» **WHAT IS NEEDED**: Everything in the records should be repeated exactly, down to the last character.

□ □ □ □ □

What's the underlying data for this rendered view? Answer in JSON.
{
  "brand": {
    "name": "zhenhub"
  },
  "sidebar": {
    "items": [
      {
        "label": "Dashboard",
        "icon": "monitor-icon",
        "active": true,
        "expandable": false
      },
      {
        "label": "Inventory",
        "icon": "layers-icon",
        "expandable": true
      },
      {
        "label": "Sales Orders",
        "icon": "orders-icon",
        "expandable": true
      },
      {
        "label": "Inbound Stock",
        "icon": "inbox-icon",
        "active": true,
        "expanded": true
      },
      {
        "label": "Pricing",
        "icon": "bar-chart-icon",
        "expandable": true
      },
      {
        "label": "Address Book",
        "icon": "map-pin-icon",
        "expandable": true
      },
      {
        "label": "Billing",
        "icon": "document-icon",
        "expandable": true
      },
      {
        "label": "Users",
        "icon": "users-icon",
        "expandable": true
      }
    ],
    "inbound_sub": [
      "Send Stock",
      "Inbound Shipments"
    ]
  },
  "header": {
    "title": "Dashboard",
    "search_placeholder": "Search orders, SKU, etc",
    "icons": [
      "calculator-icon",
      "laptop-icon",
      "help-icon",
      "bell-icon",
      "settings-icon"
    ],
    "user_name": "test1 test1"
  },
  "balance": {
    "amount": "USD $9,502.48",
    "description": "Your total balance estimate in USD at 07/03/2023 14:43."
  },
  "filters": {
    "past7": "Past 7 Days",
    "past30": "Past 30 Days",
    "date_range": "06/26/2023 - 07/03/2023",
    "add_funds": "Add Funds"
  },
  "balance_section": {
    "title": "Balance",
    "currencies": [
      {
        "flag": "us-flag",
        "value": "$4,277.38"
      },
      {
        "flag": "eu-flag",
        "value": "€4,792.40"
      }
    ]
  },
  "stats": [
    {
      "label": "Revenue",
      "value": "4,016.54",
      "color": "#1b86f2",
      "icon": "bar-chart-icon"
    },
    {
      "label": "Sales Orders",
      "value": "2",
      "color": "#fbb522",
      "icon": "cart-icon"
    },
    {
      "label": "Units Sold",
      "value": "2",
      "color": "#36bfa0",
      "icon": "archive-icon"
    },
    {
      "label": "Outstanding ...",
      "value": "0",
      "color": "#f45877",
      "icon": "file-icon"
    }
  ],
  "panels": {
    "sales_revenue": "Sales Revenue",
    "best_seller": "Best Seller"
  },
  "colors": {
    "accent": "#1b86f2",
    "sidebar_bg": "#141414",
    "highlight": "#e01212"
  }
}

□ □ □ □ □

» **EXPECTED ANSWER**:
What's the underlying data for this rendered view? Answer in JSON.
{
  "brand": {
    "name": "zhenhub"
  },
  "sidebar": {
    "items": [
      {
        "label": "Dashboard",
        "icon": "monitor-icon",
        "active": true,
        "expandable": false
      },
      {
        "label": "Inventory",
        "icon": "layers-icon",
        "expandable": true
      },
      {
        "label": "Sales Orders",
        "icon": "orders-icon",
        "expandable": true
      },
      {
        "label": "Inbound Stock",
        "icon": "inbox-icon",
        "active": true,
        "expanded": true
      },
      {
        "label": "Pricing",
        "icon": "bar-chart-icon",
        "expandable": true
      },
      {
        "label": "Address Book",
        "icon": "map-pin-icon",
        "expandable": true
      },
      {
        "label": "Billing",
        "icon": "document-icon",
        "expandable": true
      },
      {
        "label": "Users",
        "icon": "users-icon",
        "expandable": true
      }
    ],
    "inbound_sub": [
      "Send Stock",
      "Inbound Shipments"
    ]
  },
  "header": {
    "title": "Dashboard",
    "search_placeholder": "Search orders, SKU, etc",
    "icons": [
      "calculator-icon",
      "laptop-icon",
      "help-icon",
      "bell-icon",
      "settings-icon"
    ],
    "user_name": "test1 test1"
  },
  "balance": {
    "amount": "USD $9,502.48",
    "description": "Your total balance estimate in USD at 07/03/2023 14:43."
  },
  "filters": {
    "past7": "Past 7 Days",
    "past30": "Past 30 Days",
    "date_range": "06/26/2023 - 07/03/2023",
    "add_funds": "Add Funds"
  },
  "balance_section": {
    "title": "Balance",
    "currencies": [
      {
        "flag": "us-flag",
        "value": "$4,277.38"
      },
      {
        "flag": "eu-flag",
        "value": "€4,792.40"
      }
    ]
  },
  "stats": [
    {
      "label": "Revenue",
      "value": "4,016.54",
      "color": "#1b86f2",
      "icon": "bar-chart-icon"
    },
    {
      "label": "Sales Orders",
      "value": "2",
      "color": "#fbb522",
      "icon": "cart-icon"
    },
    {
      "label": "Units Sold",
      "value": "2",
      "color": "#36bfa0",
      "icon": "archive-icon"
    },
    {
      "label": "Outstanding ...",
      "value": "0",
      "color": "#f45877",
      "icon": "file-icon"
    }
  ],
  "panels": {
    "sales_revenue": "Sales Revenue",
    "best_seller": "Best Seller"
  },
  "colors": {
    "accent": "#1b86f2",
    "sidebar_bg": "#141414",
    "highlight": "#e01212"
  }
}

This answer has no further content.